▶ How to complete this task: Return all the lines below exactly as written. Drop every picture.

▶ Information supplied:

↓

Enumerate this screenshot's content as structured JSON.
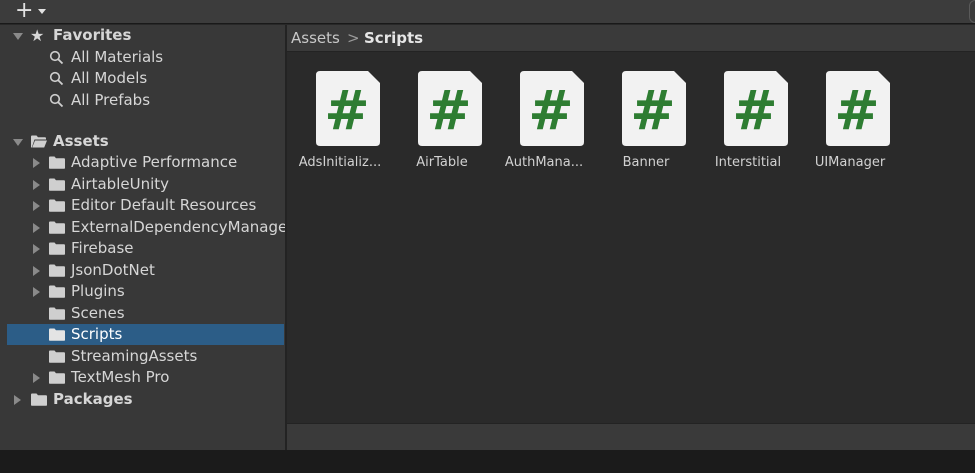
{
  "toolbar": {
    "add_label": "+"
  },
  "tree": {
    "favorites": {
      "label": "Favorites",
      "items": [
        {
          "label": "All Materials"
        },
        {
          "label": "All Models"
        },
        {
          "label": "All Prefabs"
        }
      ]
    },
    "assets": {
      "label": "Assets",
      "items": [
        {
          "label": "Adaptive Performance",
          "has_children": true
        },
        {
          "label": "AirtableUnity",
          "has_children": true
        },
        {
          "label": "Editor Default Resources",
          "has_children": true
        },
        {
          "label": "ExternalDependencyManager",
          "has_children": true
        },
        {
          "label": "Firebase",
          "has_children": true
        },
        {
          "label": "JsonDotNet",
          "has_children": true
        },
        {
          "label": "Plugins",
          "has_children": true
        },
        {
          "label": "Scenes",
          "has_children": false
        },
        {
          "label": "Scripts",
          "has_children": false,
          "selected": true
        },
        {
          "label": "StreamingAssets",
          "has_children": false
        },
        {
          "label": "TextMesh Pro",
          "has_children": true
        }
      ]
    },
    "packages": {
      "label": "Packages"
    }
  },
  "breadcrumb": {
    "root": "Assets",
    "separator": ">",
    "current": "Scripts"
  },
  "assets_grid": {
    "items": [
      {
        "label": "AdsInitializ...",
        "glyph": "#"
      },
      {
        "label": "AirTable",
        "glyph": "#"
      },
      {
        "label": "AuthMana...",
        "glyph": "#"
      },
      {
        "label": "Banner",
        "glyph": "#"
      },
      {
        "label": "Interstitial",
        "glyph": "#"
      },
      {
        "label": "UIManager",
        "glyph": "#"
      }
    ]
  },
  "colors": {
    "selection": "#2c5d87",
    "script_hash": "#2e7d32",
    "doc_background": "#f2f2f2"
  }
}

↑

▶ Result:
Enumerate this screenshot's content as structured JSON.
{
  "toolbar": {
    "add_label": "+"
  },
  "tree": {
    "favorites": {
      "label": "Favorites",
      "items": [
        {
          "label": "All Materials"
        },
        {
          "label": "All Models"
        },
        {
          "label": "All Prefabs"
        }
      ]
    },
    "assets": {
      "label": "Assets",
      "items": [
        {
          "label": "Adaptive Performance",
          "has_children": true
        },
        {
          "label": "AirtableUnity",
          "has_children": true
        },
        {
          "label": "Editor Default Resources",
          "has_children": true
        },
        {
          "label": "ExternalDependencyManager",
          "has_children": true
        },
        {
          "label": "Firebase",
          "has_children": true
        },
        {
          "label": "JsonDotNet",
          "has_children": true
        },
        {
          "label": "Plugins",
          "has_children": true
        },
        {
          "label": "Scenes",
          "has_children": false
        },
        {
          "label": "Scripts",
          "has_children": false,
          "selected": true
        },
        {
          "label": "StreamingAssets",
          "has_children": false
        },
        {
          "label": "TextMesh Pro",
          "has_children": true
        }
      ]
    },
    "packages": {
      "label": "Packages"
    }
  },
  "breadcrumb": {
    "root": "Assets",
    "separator": ">",
    "current": "Scripts"
  },
  "assets_grid": {
    "items": [
      {
        "label": "AdsInitializ...",
        "glyph": "#"
      },
      {
        "label": "AirTable",
        "glyph": "#"
      },
      {
        "label": "AuthMana...",
        "glyph": "#"
      },
      {
        "label": "Banner",
        "glyph": "#"
      },
      {
        "label": "Interstitial",
        "glyph": "#"
      },
      {
        "label": "UIManager",
        "glyph": "#"
      }
    ]
  },
  "colors": {
    "selection": "#2c5d87",
    "script_hash": "#2e7d32",
    "doc_background": "#f2f2f2"
  }
}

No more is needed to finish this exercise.